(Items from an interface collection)
▼▼▼

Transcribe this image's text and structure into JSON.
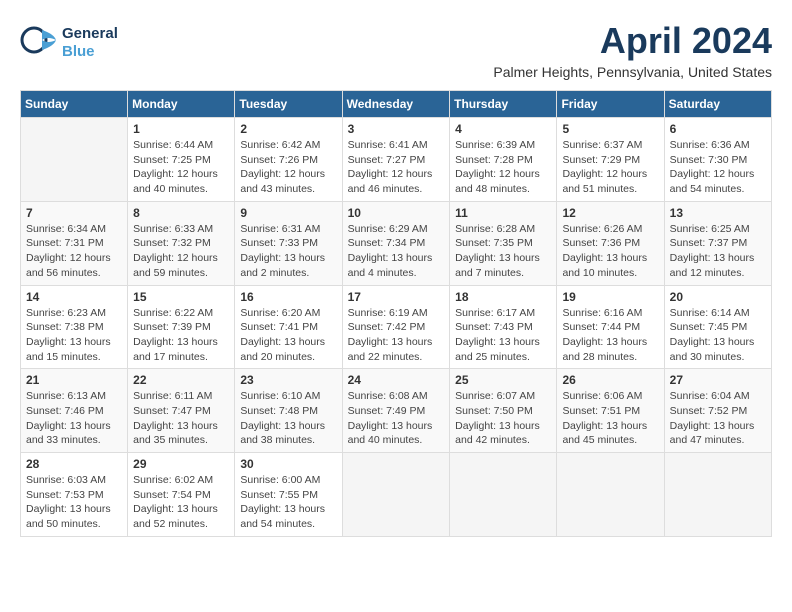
{
  "header": {
    "logo_general": "General",
    "logo_blue": "Blue",
    "month_title": "April 2024",
    "location": "Palmer Heights, Pennsylvania, United States"
  },
  "calendar": {
    "days_of_week": [
      "Sunday",
      "Monday",
      "Tuesday",
      "Wednesday",
      "Thursday",
      "Friday",
      "Saturday"
    ],
    "weeks": [
      [
        {
          "day": "",
          "info": ""
        },
        {
          "day": "1",
          "info": "Sunrise: 6:44 AM\nSunset: 7:25 PM\nDaylight: 12 hours\nand 40 minutes."
        },
        {
          "day": "2",
          "info": "Sunrise: 6:42 AM\nSunset: 7:26 PM\nDaylight: 12 hours\nand 43 minutes."
        },
        {
          "day": "3",
          "info": "Sunrise: 6:41 AM\nSunset: 7:27 PM\nDaylight: 12 hours\nand 46 minutes."
        },
        {
          "day": "4",
          "info": "Sunrise: 6:39 AM\nSunset: 7:28 PM\nDaylight: 12 hours\nand 48 minutes."
        },
        {
          "day": "5",
          "info": "Sunrise: 6:37 AM\nSunset: 7:29 PM\nDaylight: 12 hours\nand 51 minutes."
        },
        {
          "day": "6",
          "info": "Sunrise: 6:36 AM\nSunset: 7:30 PM\nDaylight: 12 hours\nand 54 minutes."
        }
      ],
      [
        {
          "day": "7",
          "info": "Sunrise: 6:34 AM\nSunset: 7:31 PM\nDaylight: 12 hours\nand 56 minutes."
        },
        {
          "day": "8",
          "info": "Sunrise: 6:33 AM\nSunset: 7:32 PM\nDaylight: 12 hours\nand 59 minutes."
        },
        {
          "day": "9",
          "info": "Sunrise: 6:31 AM\nSunset: 7:33 PM\nDaylight: 13 hours\nand 2 minutes."
        },
        {
          "day": "10",
          "info": "Sunrise: 6:29 AM\nSunset: 7:34 PM\nDaylight: 13 hours\nand 4 minutes."
        },
        {
          "day": "11",
          "info": "Sunrise: 6:28 AM\nSunset: 7:35 PM\nDaylight: 13 hours\nand 7 minutes."
        },
        {
          "day": "12",
          "info": "Sunrise: 6:26 AM\nSunset: 7:36 PM\nDaylight: 13 hours\nand 10 minutes."
        },
        {
          "day": "13",
          "info": "Sunrise: 6:25 AM\nSunset: 7:37 PM\nDaylight: 13 hours\nand 12 minutes."
        }
      ],
      [
        {
          "day": "14",
          "info": "Sunrise: 6:23 AM\nSunset: 7:38 PM\nDaylight: 13 hours\nand 15 minutes."
        },
        {
          "day": "15",
          "info": "Sunrise: 6:22 AM\nSunset: 7:39 PM\nDaylight: 13 hours\nand 17 minutes."
        },
        {
          "day": "16",
          "info": "Sunrise: 6:20 AM\nSunset: 7:41 PM\nDaylight: 13 hours\nand 20 minutes."
        },
        {
          "day": "17",
          "info": "Sunrise: 6:19 AM\nSunset: 7:42 PM\nDaylight: 13 hours\nand 22 minutes."
        },
        {
          "day": "18",
          "info": "Sunrise: 6:17 AM\nSunset: 7:43 PM\nDaylight: 13 hours\nand 25 minutes."
        },
        {
          "day": "19",
          "info": "Sunrise: 6:16 AM\nSunset: 7:44 PM\nDaylight: 13 hours\nand 28 minutes."
        },
        {
          "day": "20",
          "info": "Sunrise: 6:14 AM\nSunset: 7:45 PM\nDaylight: 13 hours\nand 30 minutes."
        }
      ],
      [
        {
          "day": "21",
          "info": "Sunrise: 6:13 AM\nSunset: 7:46 PM\nDaylight: 13 hours\nand 33 minutes."
        },
        {
          "day": "22",
          "info": "Sunrise: 6:11 AM\nSunset: 7:47 PM\nDaylight: 13 hours\nand 35 minutes."
        },
        {
          "day": "23",
          "info": "Sunrise: 6:10 AM\nSunset: 7:48 PM\nDaylight: 13 hours\nand 38 minutes."
        },
        {
          "day": "24",
          "info": "Sunrise: 6:08 AM\nSunset: 7:49 PM\nDaylight: 13 hours\nand 40 minutes."
        },
        {
          "day": "25",
          "info": "Sunrise: 6:07 AM\nSunset: 7:50 PM\nDaylight: 13 hours\nand 42 minutes."
        },
        {
          "day": "26",
          "info": "Sunrise: 6:06 AM\nSunset: 7:51 PM\nDaylight: 13 hours\nand 45 minutes."
        },
        {
          "day": "27",
          "info": "Sunrise: 6:04 AM\nSunset: 7:52 PM\nDaylight: 13 hours\nand 47 minutes."
        }
      ],
      [
        {
          "day": "28",
          "info": "Sunrise: 6:03 AM\nSunset: 7:53 PM\nDaylight: 13 hours\nand 50 minutes."
        },
        {
          "day": "29",
          "info": "Sunrise: 6:02 AM\nSunset: 7:54 PM\nDaylight: 13 hours\nand 52 minutes."
        },
        {
          "day": "30",
          "info": "Sunrise: 6:00 AM\nSunset: 7:55 PM\nDaylight: 13 hours\nand 54 minutes."
        },
        {
          "day": "",
          "info": ""
        },
        {
          "day": "",
          "info": ""
        },
        {
          "day": "",
          "info": ""
        },
        {
          "day": "",
          "info": ""
        }
      ]
    ]
  }
}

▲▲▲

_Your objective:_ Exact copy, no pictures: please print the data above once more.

_Output for this task:_
Transcribe this image's text and structure into JSON.
{
  "header": {
    "logo_general": "General",
    "logo_blue": "Blue",
    "month_title": "April 2024",
    "location": "Palmer Heights, Pennsylvania, United States"
  },
  "calendar": {
    "days_of_week": [
      "Sunday",
      "Monday",
      "Tuesday",
      "Wednesday",
      "Thursday",
      "Friday",
      "Saturday"
    ],
    "weeks": [
      [
        {
          "day": "",
          "info": ""
        },
        {
          "day": "1",
          "info": "Sunrise: 6:44 AM\nSunset: 7:25 PM\nDaylight: 12 hours\nand 40 minutes."
        },
        {
          "day": "2",
          "info": "Sunrise: 6:42 AM\nSunset: 7:26 PM\nDaylight: 12 hours\nand 43 minutes."
        },
        {
          "day": "3",
          "info": "Sunrise: 6:41 AM\nSunset: 7:27 PM\nDaylight: 12 hours\nand 46 minutes."
        },
        {
          "day": "4",
          "info": "Sunrise: 6:39 AM\nSunset: 7:28 PM\nDaylight: 12 hours\nand 48 minutes."
        },
        {
          "day": "5",
          "info": "Sunrise: 6:37 AM\nSunset: 7:29 PM\nDaylight: 12 hours\nand 51 minutes."
        },
        {
          "day": "6",
          "info": "Sunrise: 6:36 AM\nSunset: 7:30 PM\nDaylight: 12 hours\nand 54 minutes."
        }
      ],
      [
        {
          "day": "7",
          "info": "Sunrise: 6:34 AM\nSunset: 7:31 PM\nDaylight: 12 hours\nand 56 minutes."
        },
        {
          "day": "8",
          "info": "Sunrise: 6:33 AM\nSunset: 7:32 PM\nDaylight: 12 hours\nand 59 minutes."
        },
        {
          "day": "9",
          "info": "Sunrise: 6:31 AM\nSunset: 7:33 PM\nDaylight: 13 hours\nand 2 minutes."
        },
        {
          "day": "10",
          "info": "Sunrise: 6:29 AM\nSunset: 7:34 PM\nDaylight: 13 hours\nand 4 minutes."
        },
        {
          "day": "11",
          "info": "Sunrise: 6:28 AM\nSunset: 7:35 PM\nDaylight: 13 hours\nand 7 minutes."
        },
        {
          "day": "12",
          "info": "Sunrise: 6:26 AM\nSunset: 7:36 PM\nDaylight: 13 hours\nand 10 minutes."
        },
        {
          "day": "13",
          "info": "Sunrise: 6:25 AM\nSunset: 7:37 PM\nDaylight: 13 hours\nand 12 minutes."
        }
      ],
      [
        {
          "day": "14",
          "info": "Sunrise: 6:23 AM\nSunset: 7:38 PM\nDaylight: 13 hours\nand 15 minutes."
        },
        {
          "day": "15",
          "info": "Sunrise: 6:22 AM\nSunset: 7:39 PM\nDaylight: 13 hours\nand 17 minutes."
        },
        {
          "day": "16",
          "info": "Sunrise: 6:20 AM\nSunset: 7:41 PM\nDaylight: 13 hours\nand 20 minutes."
        },
        {
          "day": "17",
          "info": "Sunrise: 6:19 AM\nSunset: 7:42 PM\nDaylight: 13 hours\nand 22 minutes."
        },
        {
          "day": "18",
          "info": "Sunrise: 6:17 AM\nSunset: 7:43 PM\nDaylight: 13 hours\nand 25 minutes."
        },
        {
          "day": "19",
          "info": "Sunrise: 6:16 AM\nSunset: 7:44 PM\nDaylight: 13 hours\nand 28 minutes."
        },
        {
          "day": "20",
          "info": "Sunrise: 6:14 AM\nSunset: 7:45 PM\nDaylight: 13 hours\nand 30 minutes."
        }
      ],
      [
        {
          "day": "21",
          "info": "Sunrise: 6:13 AM\nSunset: 7:46 PM\nDaylight: 13 hours\nand 33 minutes."
        },
        {
          "day": "22",
          "info": "Sunrise: 6:11 AM\nSunset: 7:47 PM\nDaylight: 13 hours\nand 35 minutes."
        },
        {
          "day": "23",
          "info": "Sunrise: 6:10 AM\nSunset: 7:48 PM\nDaylight: 13 hours\nand 38 minutes."
        },
        {
          "day": "24",
          "info": "Sunrise: 6:08 AM\nSunset: 7:49 PM\nDaylight: 13 hours\nand 40 minutes."
        },
        {
          "day": "25",
          "info": "Sunrise: 6:07 AM\nSunset: 7:50 PM\nDaylight: 13 hours\nand 42 minutes."
        },
        {
          "day": "26",
          "info": "Sunrise: 6:06 AM\nSunset: 7:51 PM\nDaylight: 13 hours\nand 45 minutes."
        },
        {
          "day": "27",
          "info": "Sunrise: 6:04 AM\nSunset: 7:52 PM\nDaylight: 13 hours\nand 47 minutes."
        }
      ],
      [
        {
          "day": "28",
          "info": "Sunrise: 6:03 AM\nSunset: 7:53 PM\nDaylight: 13 hours\nand 50 minutes."
        },
        {
          "day": "29",
          "info": "Sunrise: 6:02 AM\nSunset: 7:54 PM\nDaylight: 13 hours\nand 52 minutes."
        },
        {
          "day": "30",
          "info": "Sunrise: 6:00 AM\nSunset: 7:55 PM\nDaylight: 13 hours\nand 54 minutes."
        },
        {
          "day": "",
          "info": ""
        },
        {
          "day": "",
          "info": ""
        },
        {
          "day": "",
          "info": ""
        },
        {
          "day": "",
          "info": ""
        }
      ]
    ]
  }
}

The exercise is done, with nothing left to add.